Iron planets are a theoretical type of terrestrial planet that consists almost entirely of iron and therefore has a greater density and a smaller radius than other terrestrial planets of comparable mass. Planets of this type are believed to form in the high-temperature regions close to a star, and where the protoplanetary disk is rich in iron. Mercury is possible example, which formed close to our Sun and has a metallic core equal to 60–70% of its planetary mass.
Coreless planets are another theoretical type of terrestrial planet, one that consists of silicate rock but has no metallic core. In other words, coreless planets are the opposite of an iron planet. Coreless planets are believed to form farther from the star where volatile oxidizing material is more common.
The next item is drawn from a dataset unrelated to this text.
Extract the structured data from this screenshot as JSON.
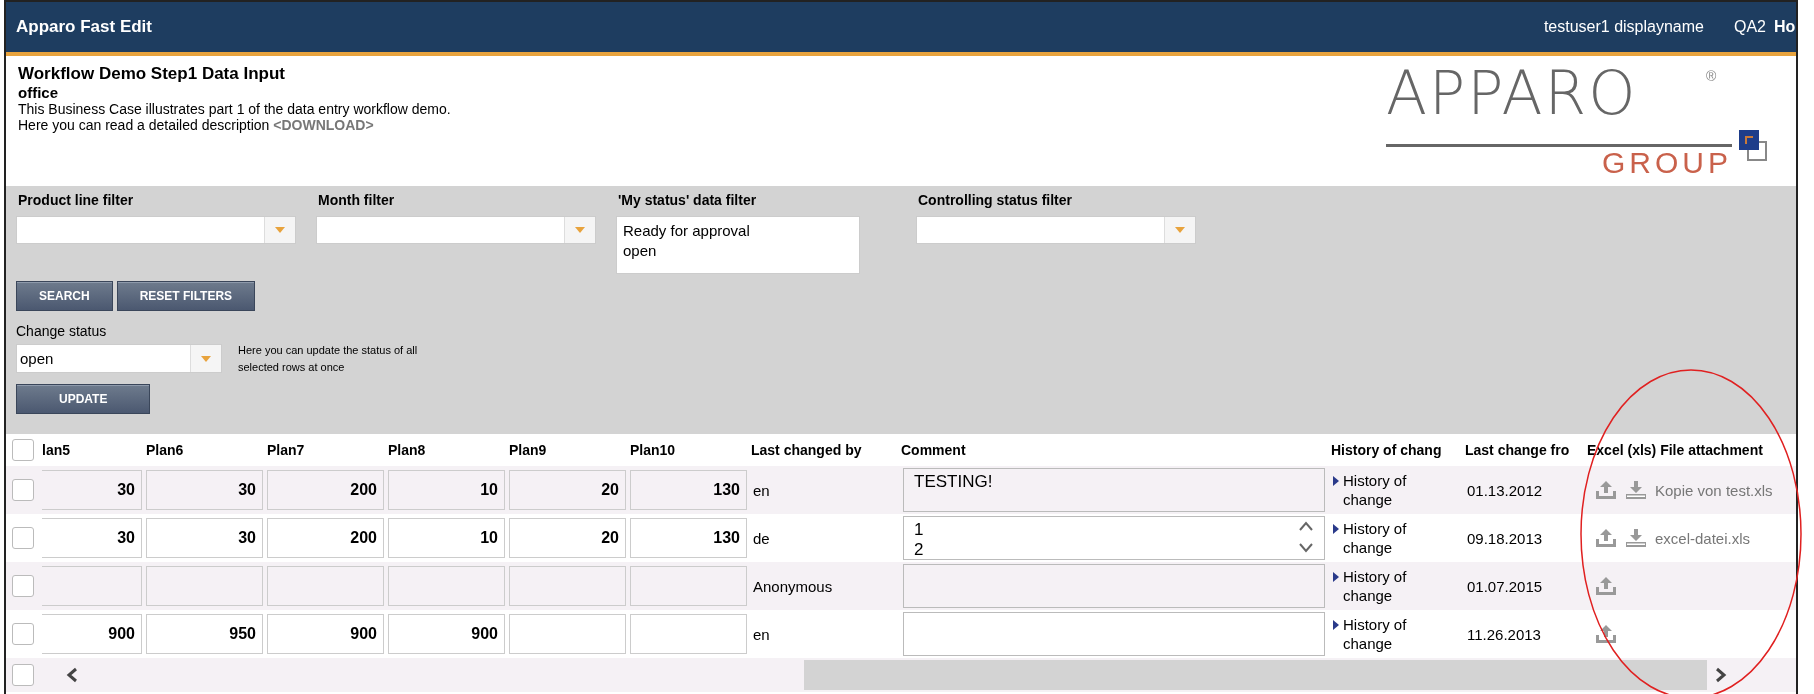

Though the Solar System has no coreless planets, chondrite asteroids and meteorites are common.
And then there are Carbon planets (aka. “diamond planets”), a theoretical class of planets that are composed of a metal core surrounded by primarily carbon-based minerals. Again, the Solar System has no planets that fit this description, but has an abundance of carbonaceous asteroids.
Until recently, everything scientists knew about planets – which included how they form and the different types that exist – came from studying our own Solar System. But with the explosion that has taken place in exoplanet discovery in the past decade, what we know about planets has grown significantly.
For one, we have come to understand that the size and scale of planets is greater than previously thought. What’s more, we’ve seen for the first time that many planets similar to Earth (which could also include being habitable) do in fact exist in other Solar Systems.
Who knows what we will find once we have the option of sending probes and manned missions to other terrestrial planets?